ABOUT THIS EXERCISE ::
Please find how many lines of the data contain the string "when", and respond with that number only.

"""

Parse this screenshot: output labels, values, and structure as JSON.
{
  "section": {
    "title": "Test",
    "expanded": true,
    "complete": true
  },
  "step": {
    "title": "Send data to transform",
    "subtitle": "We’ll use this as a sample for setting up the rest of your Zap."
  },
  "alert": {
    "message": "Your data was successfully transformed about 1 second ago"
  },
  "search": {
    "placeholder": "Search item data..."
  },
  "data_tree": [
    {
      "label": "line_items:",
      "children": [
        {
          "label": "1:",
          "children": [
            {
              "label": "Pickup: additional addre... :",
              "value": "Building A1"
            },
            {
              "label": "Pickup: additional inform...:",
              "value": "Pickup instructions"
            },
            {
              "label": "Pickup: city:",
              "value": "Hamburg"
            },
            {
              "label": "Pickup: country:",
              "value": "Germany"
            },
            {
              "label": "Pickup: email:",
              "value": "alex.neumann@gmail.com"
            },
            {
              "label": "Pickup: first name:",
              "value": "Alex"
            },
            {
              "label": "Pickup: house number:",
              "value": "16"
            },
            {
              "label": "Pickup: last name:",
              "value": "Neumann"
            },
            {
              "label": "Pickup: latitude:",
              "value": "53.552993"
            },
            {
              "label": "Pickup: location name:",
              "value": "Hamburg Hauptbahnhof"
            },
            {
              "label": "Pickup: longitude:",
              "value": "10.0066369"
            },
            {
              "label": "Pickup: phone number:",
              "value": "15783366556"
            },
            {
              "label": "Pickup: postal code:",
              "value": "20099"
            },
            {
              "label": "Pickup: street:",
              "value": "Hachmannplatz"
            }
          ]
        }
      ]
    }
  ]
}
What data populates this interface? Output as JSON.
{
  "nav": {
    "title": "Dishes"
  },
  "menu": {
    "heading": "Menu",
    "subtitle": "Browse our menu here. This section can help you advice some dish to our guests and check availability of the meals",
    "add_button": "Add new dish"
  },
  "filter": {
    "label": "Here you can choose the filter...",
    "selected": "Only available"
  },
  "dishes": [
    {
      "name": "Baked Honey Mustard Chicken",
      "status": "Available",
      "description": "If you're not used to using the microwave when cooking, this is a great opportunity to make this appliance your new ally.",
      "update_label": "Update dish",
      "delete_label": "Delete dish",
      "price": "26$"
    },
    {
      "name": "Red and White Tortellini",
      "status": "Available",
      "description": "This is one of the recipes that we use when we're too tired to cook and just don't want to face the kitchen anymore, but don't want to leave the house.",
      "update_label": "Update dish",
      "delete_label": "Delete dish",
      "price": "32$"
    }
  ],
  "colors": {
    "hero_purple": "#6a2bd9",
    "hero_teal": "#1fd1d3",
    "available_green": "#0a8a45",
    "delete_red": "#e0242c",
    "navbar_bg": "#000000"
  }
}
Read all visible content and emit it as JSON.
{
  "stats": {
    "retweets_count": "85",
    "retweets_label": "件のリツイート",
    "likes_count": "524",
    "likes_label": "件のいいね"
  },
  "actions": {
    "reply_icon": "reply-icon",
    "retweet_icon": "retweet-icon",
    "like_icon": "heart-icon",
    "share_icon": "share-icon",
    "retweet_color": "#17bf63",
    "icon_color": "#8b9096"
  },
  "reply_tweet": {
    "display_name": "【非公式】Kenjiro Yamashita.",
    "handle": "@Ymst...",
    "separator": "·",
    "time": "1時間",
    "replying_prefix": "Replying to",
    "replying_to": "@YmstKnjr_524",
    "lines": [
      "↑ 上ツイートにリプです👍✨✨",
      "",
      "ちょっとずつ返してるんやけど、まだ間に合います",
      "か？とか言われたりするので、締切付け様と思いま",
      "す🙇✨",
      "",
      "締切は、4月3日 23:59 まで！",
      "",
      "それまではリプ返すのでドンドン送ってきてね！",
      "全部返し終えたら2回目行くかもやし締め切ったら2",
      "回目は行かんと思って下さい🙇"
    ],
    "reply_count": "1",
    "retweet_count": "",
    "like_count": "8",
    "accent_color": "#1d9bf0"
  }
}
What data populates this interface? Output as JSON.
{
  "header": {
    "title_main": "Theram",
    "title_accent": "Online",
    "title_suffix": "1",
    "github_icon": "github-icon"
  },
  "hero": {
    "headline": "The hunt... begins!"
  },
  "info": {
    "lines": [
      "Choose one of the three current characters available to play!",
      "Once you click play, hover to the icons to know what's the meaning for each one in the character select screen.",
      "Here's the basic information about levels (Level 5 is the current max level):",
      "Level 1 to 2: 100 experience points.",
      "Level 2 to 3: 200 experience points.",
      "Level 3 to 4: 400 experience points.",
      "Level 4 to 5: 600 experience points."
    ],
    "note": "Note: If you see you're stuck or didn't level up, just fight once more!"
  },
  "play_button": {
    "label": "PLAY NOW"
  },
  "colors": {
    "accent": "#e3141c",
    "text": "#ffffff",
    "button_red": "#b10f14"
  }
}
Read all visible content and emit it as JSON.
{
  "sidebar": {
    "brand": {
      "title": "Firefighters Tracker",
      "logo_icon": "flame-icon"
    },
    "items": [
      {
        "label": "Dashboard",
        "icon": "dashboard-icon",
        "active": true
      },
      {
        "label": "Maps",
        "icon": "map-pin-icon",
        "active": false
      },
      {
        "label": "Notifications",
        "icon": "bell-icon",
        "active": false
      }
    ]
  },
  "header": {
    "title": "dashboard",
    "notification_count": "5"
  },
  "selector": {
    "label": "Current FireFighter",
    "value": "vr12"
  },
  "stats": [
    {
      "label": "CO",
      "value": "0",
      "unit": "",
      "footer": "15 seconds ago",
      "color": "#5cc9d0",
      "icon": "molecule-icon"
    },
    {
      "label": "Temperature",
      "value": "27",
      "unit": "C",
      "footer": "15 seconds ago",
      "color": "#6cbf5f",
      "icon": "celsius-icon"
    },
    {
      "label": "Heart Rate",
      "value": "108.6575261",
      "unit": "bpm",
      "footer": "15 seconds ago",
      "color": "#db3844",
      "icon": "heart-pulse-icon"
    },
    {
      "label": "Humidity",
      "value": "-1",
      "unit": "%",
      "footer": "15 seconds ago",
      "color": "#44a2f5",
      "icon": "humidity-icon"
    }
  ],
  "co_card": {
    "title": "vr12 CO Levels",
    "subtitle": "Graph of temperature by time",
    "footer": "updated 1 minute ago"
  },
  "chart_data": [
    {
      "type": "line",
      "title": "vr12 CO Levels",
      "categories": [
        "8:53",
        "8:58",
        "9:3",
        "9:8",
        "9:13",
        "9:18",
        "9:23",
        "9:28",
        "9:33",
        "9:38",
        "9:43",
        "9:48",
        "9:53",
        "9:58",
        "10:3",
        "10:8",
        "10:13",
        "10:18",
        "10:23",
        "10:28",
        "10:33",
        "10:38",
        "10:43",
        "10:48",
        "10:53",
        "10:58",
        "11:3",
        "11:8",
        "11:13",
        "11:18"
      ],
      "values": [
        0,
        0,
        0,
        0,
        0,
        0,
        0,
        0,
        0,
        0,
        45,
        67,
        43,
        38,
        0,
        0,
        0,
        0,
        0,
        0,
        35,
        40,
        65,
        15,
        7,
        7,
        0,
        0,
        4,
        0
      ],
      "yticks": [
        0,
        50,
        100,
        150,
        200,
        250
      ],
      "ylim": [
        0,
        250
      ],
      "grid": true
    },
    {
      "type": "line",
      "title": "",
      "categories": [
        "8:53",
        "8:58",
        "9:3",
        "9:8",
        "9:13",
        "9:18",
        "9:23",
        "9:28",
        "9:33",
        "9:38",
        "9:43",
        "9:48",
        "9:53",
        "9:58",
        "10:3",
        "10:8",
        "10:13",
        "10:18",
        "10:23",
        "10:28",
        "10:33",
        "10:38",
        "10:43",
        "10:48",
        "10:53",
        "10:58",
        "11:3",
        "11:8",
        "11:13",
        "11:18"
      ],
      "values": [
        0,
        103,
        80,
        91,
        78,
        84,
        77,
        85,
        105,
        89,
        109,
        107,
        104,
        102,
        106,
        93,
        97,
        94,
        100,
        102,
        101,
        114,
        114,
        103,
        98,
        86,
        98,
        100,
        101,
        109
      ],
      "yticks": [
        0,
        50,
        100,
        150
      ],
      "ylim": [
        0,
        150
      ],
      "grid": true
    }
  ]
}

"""

FINISHED EXERCISE ::
2